Carex blanda (eastern woodland sedge)  – You are correct in speculating that there are sedges that can serve well as understory groundcover. This one is better adapted to shade than some other Texas natives, according to our Native Plants Database, but other possibilities are: Carex planostachys (cedar sedge),which is found under our local  Juniperus ashei (Ashe's juniper), and Carex texensis (Texas sedge).

 

 


Calyptocarpus vialis

Achillea millefolium

Salvia lyrata


Salvia coccinea

Carex blanda

Carex planostachys

Carex texensis

Scutellaria ovata ssp. bracteata

 

 

More Shade Tolerant Questions

Plant for total shade in Austin Texas
November 18, 2013 - Most of north wall of my house is in total shade. Is there a native that will grow there? The nonnative Cast Iron Plant is thriving and the soil is good. Your list of plants requiring 2 hours or less ...
view the full question and answer

Native violets under maples from Gettysburg PA
July 06, 2012 - Just for your info (no need to post or reply), I saw an old post of a question of something to grow under maples. In central PA, native violets grow very well under several species of maples in lawns...
view the full question and answer

Disagreement with HOA on raised beds placed beneath mature oak from Tequesta FL
April 05, 2014 - I have mature 30 year old oak trees on my property and I put a raised bed under each with very good soil and I used pavers for retaining the soil about about 1.5 ft high.
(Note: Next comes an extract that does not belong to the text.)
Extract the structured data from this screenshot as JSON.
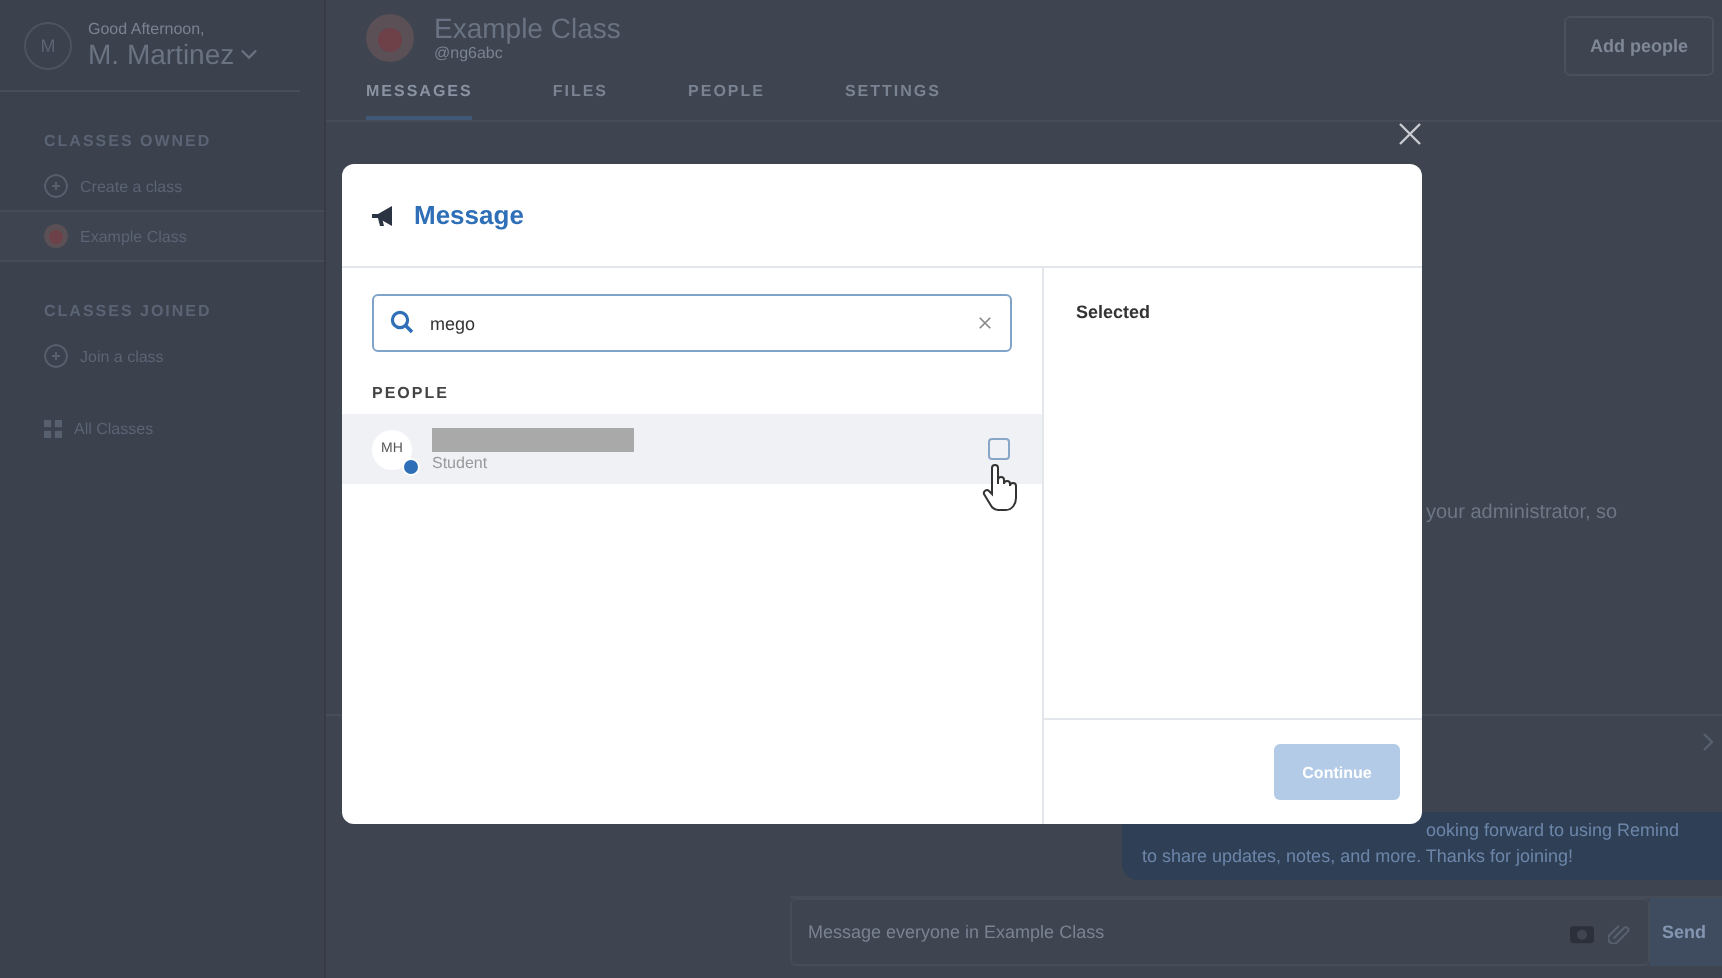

I planted a perennial begonia...
view the full question and answer

Hedge for Austin
April 09, 2009 - Hi. I live in West Austin and am having trouble finding plants for our heavily shaded yard (thanks to our beautiful large live oaks). I love glossy, dark green leaves and big flowers. I love the came...
view the full question and answer
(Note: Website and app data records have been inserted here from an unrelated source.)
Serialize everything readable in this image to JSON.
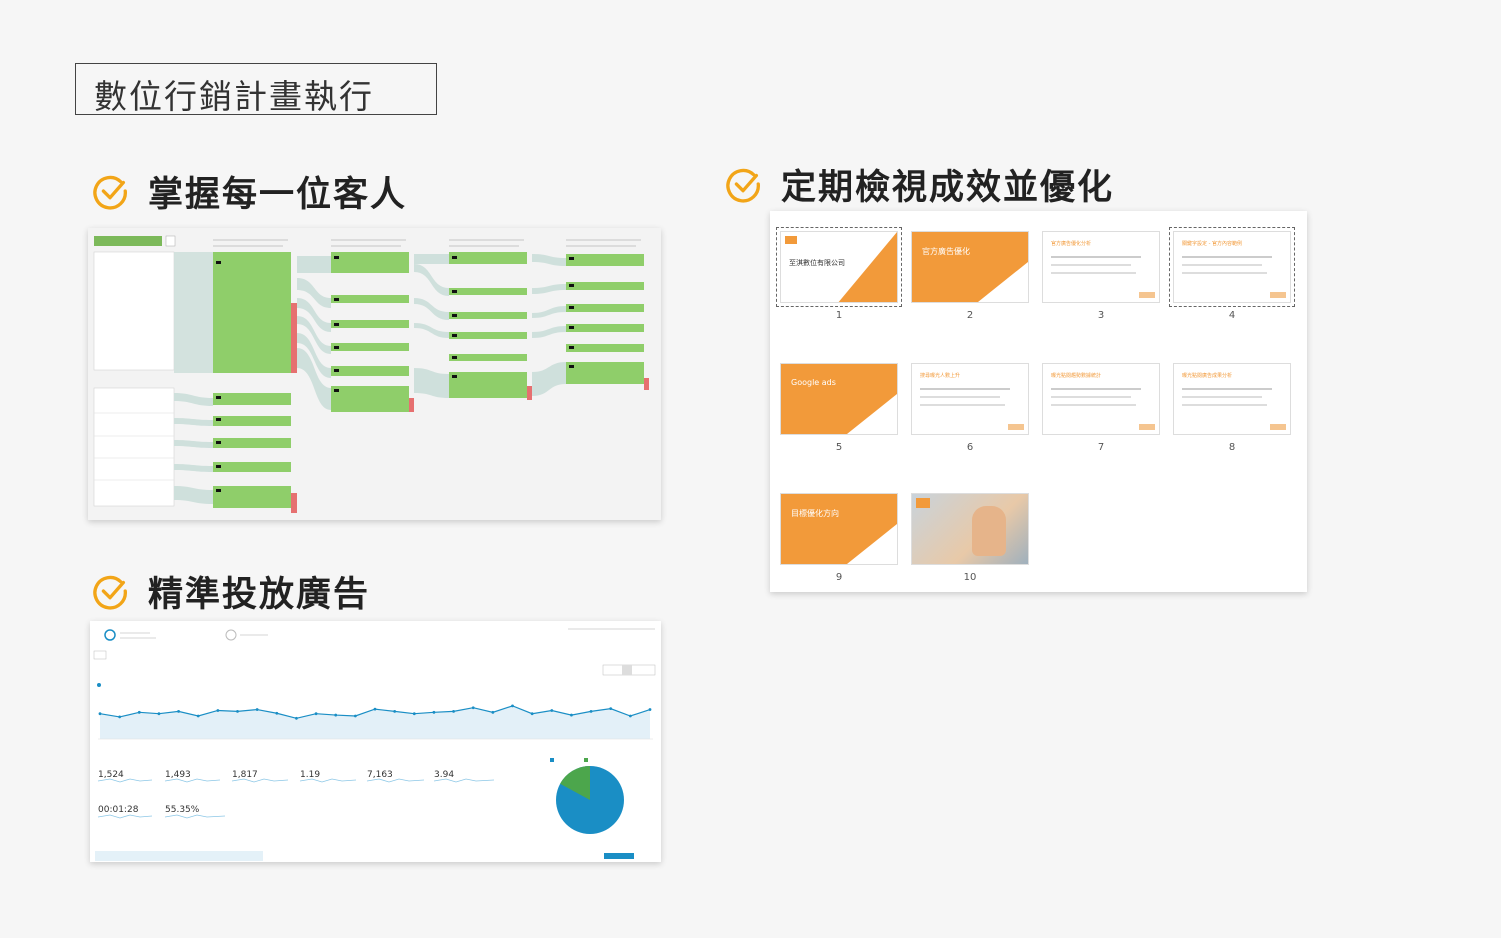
{
  "page_title": "數位行銷計畫執行",
  "sections": {
    "customers": "掌握每一位客人",
    "ads": "精準投放廣告",
    "review": "定期檢視成效並優化"
  },
  "colors": {
    "accent": "#f2a518",
    "flow_green": "#8fce6a",
    "slide_orange": "#f29a3a",
    "chart_blue": "#1a8ec5",
    "pie_green": "#4ca64c"
  },
  "flow": {
    "columns": [
      "",
      "",
      "",
      "",
      ""
    ]
  },
  "analytics": {
    "metrics": [
      {
        "value": "1,524"
      },
      {
        "value": "1,493"
      },
      {
        "value": "1,817"
      },
      {
        "value": "1.19"
      },
      {
        "value": "7,163"
      },
      {
        "value": "3.94"
      },
      {
        "value": "00:01:28"
      },
      {
        "value": "55.35%"
      }
    ],
    "line_values": [
      0.55,
      0.48,
      0.58,
      0.55,
      0.6,
      0.5,
      0.62,
      0.6,
      0.64,
      0.56,
      0.45,
      0.55,
      0.52,
      0.5,
      0.65,
      0.6,
      0.55,
      0.58,
      0.6,
      0.68,
      0.58,
      0.72,
      0.55,
      0.62,
      0.52,
      0.6,
      0.66,
      0.5,
      0.64
    ],
    "pie": {
      "values": [
        82.9,
        17.1
      ]
    }
  },
  "slides": [
    {
      "num": "1",
      "title": "至淇數位有限公司",
      "style": "title"
    },
    {
      "num": "2",
      "title": "官方廣告優化",
      "style": "orange"
    },
    {
      "num": "3",
      "title": "官方廣告優化分析",
      "style": "white"
    },
    {
      "num": "4",
      "title": "關鍵字設定 - 官方內容範例",
      "style": "white"
    },
    {
      "num": "5",
      "title": "Google ads",
      "style": "orange"
    },
    {
      "num": "6",
      "title": "搜尋曝光人數上升",
      "style": "white"
    },
    {
      "num": "7",
      "title": "曝光點閱趨勢數據統計",
      "style": "white"
    },
    {
      "num": "8",
      "title": "曝光點閱廣告成果分析",
      "style": "white"
    },
    {
      "num": "9",
      "title": "目標優化方向",
      "style": "orange"
    },
    {
      "num": "10",
      "title": "",
      "style": "photo"
    }
  ]
}
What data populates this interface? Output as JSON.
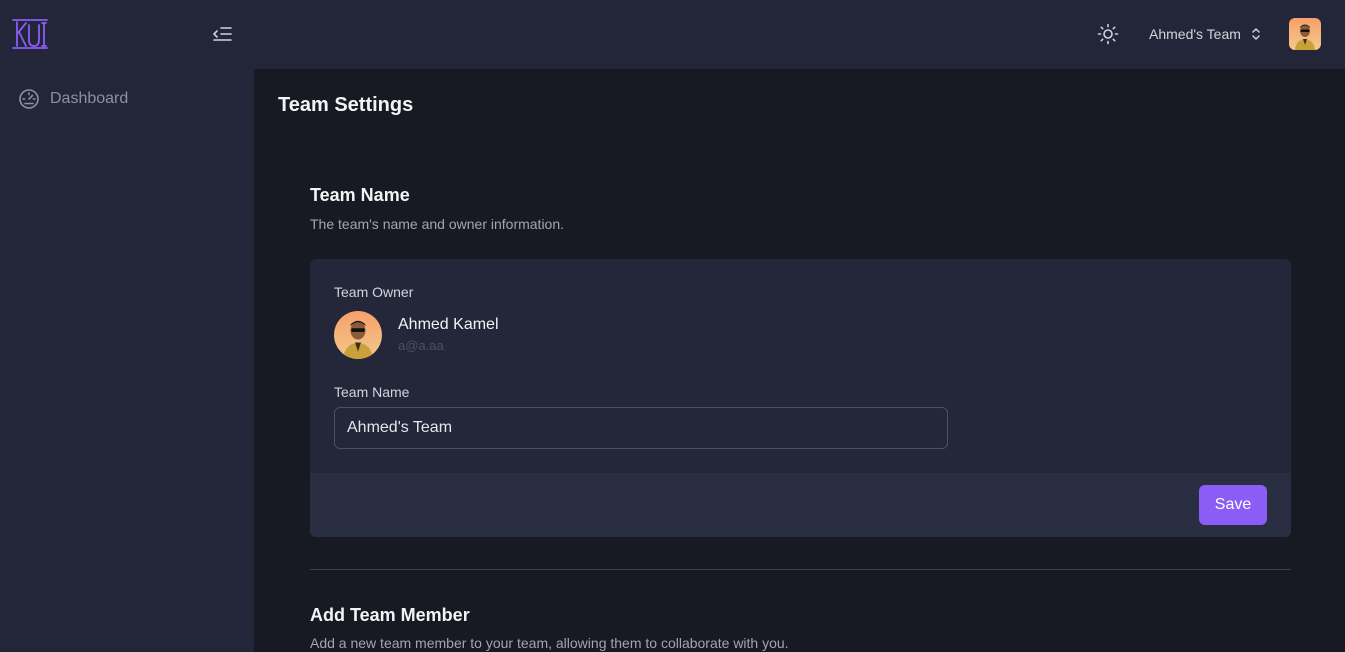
{
  "brand": {
    "logo_text": "KUI",
    "accent_color": "#8b5cf6"
  },
  "sidebar": {
    "collapse_icon": "menu-collapse-icon",
    "items": [
      {
        "label": "Dashboard",
        "icon": "gauge-icon"
      }
    ]
  },
  "header": {
    "theme_icon": "sun-icon",
    "team_switcher": {
      "label": "Ahmed's Team",
      "icon": "chevron-up-down-icon"
    },
    "avatar": "user-avatar"
  },
  "page": {
    "title": "Team Settings"
  },
  "team_name_section": {
    "title": "Team Name",
    "description": "The team's name and owner information.",
    "owner_label": "Team Owner",
    "owner": {
      "name": "Ahmed Kamel",
      "email": "a@a.aa"
    },
    "name_label": "Team Name",
    "name_value": "Ahmed's Team",
    "save_label": "Save"
  },
  "add_member_section": {
    "title": "Add Team Member",
    "description": "Add a new team member to your team, allowing them to collaborate with you."
  }
}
Shade tolerant plants for erosion from Austin
May 03, 2014 - I live in Austin and my house backs up to Shoal Creek. I am looking for a native creeping vine or something that will grow on the shaded bank to help prevent erosion. It should be able to tolerate the...
view the full question and answer

Support the Wildflower Center by Donating Online or Becoming a Member today.
E-NEWSLETTER | BECOME A MEMBER | DONATE NOW | MEDIA | JOBS | SITEMAP | STAFF INTRANET
© 2016 Lady Bird Johnson Wildflower Center